Exercise description> Using the entries that follow, collect the lines where the word "курс" appears.

⟨

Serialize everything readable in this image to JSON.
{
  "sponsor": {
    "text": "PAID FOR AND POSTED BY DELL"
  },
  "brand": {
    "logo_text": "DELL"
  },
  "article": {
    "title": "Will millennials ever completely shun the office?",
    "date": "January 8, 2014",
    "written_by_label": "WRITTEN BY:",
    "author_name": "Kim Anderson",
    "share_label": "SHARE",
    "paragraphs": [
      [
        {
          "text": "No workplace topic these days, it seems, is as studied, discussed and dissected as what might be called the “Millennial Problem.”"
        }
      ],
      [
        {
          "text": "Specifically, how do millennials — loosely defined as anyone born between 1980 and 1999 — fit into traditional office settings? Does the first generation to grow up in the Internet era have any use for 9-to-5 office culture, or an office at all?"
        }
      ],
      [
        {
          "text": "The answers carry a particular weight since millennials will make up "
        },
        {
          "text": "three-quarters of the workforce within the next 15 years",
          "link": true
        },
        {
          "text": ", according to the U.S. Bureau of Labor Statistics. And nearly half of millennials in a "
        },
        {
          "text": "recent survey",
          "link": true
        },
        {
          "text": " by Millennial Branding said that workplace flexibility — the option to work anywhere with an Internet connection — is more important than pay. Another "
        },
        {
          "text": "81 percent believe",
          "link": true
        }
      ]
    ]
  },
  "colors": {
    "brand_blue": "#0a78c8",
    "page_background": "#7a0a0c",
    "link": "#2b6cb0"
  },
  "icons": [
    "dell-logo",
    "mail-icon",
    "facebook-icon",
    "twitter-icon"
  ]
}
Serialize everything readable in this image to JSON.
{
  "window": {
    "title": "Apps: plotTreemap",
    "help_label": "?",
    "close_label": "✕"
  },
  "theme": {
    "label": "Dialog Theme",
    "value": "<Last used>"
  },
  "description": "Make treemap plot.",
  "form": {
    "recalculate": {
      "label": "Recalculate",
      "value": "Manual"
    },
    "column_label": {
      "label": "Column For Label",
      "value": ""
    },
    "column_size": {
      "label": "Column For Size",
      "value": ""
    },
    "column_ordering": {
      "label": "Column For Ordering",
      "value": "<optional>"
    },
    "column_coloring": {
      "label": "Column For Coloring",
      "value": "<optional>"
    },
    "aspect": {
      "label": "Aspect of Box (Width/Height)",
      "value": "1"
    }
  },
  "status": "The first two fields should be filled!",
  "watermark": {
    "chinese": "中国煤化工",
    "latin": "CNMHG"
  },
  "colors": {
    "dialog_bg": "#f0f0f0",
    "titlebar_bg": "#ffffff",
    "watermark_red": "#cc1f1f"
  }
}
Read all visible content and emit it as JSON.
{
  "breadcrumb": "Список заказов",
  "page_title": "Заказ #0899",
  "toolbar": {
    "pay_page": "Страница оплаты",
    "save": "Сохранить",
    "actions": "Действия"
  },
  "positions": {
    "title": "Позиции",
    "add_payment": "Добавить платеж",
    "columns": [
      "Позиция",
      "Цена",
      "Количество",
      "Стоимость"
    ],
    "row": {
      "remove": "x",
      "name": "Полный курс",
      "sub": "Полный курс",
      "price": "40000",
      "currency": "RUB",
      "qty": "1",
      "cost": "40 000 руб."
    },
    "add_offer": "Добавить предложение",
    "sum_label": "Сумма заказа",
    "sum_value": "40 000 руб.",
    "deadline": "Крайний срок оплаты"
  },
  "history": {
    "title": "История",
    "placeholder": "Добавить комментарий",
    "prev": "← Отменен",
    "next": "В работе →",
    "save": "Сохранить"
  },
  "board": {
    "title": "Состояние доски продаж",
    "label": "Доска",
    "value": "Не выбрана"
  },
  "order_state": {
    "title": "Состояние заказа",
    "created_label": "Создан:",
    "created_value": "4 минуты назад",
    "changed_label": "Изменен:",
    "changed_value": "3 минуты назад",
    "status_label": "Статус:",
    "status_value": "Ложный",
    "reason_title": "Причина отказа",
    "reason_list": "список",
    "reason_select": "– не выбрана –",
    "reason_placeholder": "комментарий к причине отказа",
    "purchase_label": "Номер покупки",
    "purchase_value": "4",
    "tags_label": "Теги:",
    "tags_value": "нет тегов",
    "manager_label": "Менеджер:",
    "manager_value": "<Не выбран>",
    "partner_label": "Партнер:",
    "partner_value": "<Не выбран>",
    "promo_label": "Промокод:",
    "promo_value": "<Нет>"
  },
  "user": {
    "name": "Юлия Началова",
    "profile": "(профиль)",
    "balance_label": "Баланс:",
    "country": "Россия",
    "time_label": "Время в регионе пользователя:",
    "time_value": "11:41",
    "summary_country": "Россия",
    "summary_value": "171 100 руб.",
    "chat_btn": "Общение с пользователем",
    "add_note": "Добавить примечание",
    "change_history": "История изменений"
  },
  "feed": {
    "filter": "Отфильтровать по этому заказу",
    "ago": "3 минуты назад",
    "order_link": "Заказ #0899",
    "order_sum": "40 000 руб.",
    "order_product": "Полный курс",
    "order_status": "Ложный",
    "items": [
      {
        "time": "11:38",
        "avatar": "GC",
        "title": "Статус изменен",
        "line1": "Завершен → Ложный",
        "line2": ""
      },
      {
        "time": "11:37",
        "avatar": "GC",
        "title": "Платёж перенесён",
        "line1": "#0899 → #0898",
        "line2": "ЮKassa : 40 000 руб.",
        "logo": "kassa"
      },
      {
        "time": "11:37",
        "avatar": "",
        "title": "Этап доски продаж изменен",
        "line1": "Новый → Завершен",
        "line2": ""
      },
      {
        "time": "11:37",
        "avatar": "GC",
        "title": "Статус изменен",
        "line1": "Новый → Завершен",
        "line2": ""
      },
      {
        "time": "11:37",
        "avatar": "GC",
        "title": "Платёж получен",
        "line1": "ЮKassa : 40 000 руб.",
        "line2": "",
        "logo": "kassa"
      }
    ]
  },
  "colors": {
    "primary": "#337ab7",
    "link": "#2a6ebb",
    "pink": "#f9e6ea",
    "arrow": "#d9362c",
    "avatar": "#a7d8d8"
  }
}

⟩

Answer to the exercise>
      "name": "Полный курс",
      "sub": "Полный курс",
    "order_product": "Полный курс",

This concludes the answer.